The market certainly didn’t validate my comments. For the first few years of its life, iPad sales were spectacular. As of last month, Apple had sold a total of 200 million iPads during a period when PC sales were in a sharp decline.
As per competition, Apple is still the largest single tablet maker, but Android tablets — some of which are much less expensive than iPads — are collectively outselling Apple. According to Gartner, Apple had a 36 percent market share in 2013, down from 53 percent in 2012. Android tablets, meanwhile, claimed a 62 percent market share in 2013, up from 46 percent the year before. Microsoft had only 2.1 percent share last year.
But iPad sales are on the decline. During last week’s earning report, Apple CEO Tim Cook reported that unit sales fell 9 percent from the same period last year — the fourth sales decline in the past five quarters. But Apple’s personal computer sales are going in the other direction. It sold 4.4 million Macs during the quarter, up 18 percent from the same period last year.
iPhones are also flying off the shelves, despite widespread reports that there will be a much-improved version coming out this fall. Apple sold 35.2 million of the little phones last quarter, a 13 percent increase over the same period last year.
As someone who called the iPad “underwhelming,” it would be easy (though not really forgivable) for me to gloat over the decline in iPad sales along with the increase in Mac and iPhone sales, but even a few quarters does not necessarily indicate a permanent trend.
Just as some thought the PC was dying –Apple is one of the few companies not to experience a steady sales decline in its PC, the Mac, over the past few years — I’m not about to declare the death of the tablet. To the contrary, I think tablets are here to stay and will play an increasing role in the technology landscape. One reason for this belief is the recent announcement that IBM and Apple are teaming up to promote iPad sales in large enterprises.
Young people are accustomed to touch-screen interfaces, and as they enter the workforce, more and more of them will want the simplicity of a tablet over a PC for many tasks. Tablets make sense for anyone who needs to consume data while mobile. It’s a lot easier to take a tablet out of your bag or purse than to pull out a laptop if you want to look something up. And depending on the size and the brand, they can be cheaper than PCs, though that’s not necessarily the case with some iPads.
Tablets also have some interesting uses where laptops can’t go. Just about every pilot I know — including all who work for American Airlines — uses a tablet in-flight. In announcing its iPad program last year, American Airlines Vice President David Campbell said that “removing the kit bag (of paper-based reference material) from all of our planes saves a minimum of 400,000 gallons and $1.2 million of fuel annually based on current fuel prices. Additionally, each of the more than 8,000 iPads we have deployed to date replaces more than 3,000 pages of paper previously carried by every active pilot and instructor. Altogether, 24 million pages of paper documents have been eliminated.”

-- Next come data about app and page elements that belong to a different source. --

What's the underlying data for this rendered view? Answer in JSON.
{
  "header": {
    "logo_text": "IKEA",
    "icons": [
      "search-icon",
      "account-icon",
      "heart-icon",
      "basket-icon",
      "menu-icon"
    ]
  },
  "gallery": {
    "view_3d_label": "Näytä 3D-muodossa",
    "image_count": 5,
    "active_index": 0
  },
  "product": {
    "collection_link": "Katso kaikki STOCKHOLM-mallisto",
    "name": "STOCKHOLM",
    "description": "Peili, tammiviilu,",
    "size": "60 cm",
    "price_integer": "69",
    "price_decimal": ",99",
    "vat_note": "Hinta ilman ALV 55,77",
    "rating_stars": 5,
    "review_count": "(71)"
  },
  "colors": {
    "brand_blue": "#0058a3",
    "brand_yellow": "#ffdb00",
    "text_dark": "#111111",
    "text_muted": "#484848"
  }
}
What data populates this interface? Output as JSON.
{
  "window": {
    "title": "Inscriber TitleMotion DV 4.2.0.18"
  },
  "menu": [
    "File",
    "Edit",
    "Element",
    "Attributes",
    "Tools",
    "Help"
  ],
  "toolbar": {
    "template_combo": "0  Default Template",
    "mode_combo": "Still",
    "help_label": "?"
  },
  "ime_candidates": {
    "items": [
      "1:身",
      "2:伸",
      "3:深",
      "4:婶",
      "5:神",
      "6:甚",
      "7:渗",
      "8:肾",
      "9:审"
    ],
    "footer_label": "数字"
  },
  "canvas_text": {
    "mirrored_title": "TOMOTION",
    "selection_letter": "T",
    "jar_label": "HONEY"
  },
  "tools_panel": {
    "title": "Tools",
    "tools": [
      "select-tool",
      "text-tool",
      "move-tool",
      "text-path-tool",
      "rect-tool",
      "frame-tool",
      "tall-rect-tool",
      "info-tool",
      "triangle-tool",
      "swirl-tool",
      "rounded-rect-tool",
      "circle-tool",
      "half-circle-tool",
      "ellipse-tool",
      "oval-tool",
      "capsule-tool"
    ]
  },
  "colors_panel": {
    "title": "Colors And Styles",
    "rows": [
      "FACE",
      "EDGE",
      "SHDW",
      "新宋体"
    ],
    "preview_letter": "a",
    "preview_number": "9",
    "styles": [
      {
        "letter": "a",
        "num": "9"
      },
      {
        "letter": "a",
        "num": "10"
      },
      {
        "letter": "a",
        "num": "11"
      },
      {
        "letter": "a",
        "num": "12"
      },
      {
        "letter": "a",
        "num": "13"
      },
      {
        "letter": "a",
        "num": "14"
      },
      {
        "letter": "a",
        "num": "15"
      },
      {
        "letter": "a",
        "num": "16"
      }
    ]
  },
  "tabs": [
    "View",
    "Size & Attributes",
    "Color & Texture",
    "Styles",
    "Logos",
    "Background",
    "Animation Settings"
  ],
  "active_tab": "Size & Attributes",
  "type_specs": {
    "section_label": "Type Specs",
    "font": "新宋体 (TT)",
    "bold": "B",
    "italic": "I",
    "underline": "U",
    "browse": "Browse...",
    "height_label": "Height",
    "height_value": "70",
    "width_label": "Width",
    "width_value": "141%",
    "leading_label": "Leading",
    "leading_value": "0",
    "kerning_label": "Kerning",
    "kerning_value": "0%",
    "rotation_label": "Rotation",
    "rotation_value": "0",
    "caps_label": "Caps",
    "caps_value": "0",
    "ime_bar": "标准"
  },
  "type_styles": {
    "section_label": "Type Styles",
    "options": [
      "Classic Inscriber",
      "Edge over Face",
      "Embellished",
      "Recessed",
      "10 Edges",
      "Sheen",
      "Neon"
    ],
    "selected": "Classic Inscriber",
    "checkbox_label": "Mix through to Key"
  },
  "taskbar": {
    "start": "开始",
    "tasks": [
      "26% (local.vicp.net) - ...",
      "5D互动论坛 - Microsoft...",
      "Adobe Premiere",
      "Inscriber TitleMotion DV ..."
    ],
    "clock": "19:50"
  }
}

Personally, I own an iPad mini and two Android tablets, but hardly ever use them, except for reading. I typically look at my smartphone several times an hour and use my PC and Macs throughout most days.
A lot of people have said that a PC is better for creating content while a tablet is great for consuming it. But I’m more likely to use my MacBook Air to watch video because I can easily place it on a table, airline tray or a pillow in bed without having to find a way to prop up the screen, And even though a phone isn’t the best device for reading books or watching video, it’s the one device I have with me all the time, so I often find myself reading or viewing on my phone simply because it’s handy.
I don’t know what future PC and tablet sales will be, but I do see a role for both. And apparently so does Apple which, last quarter, took in almost as much revenue for its Macs than it did for its iPads.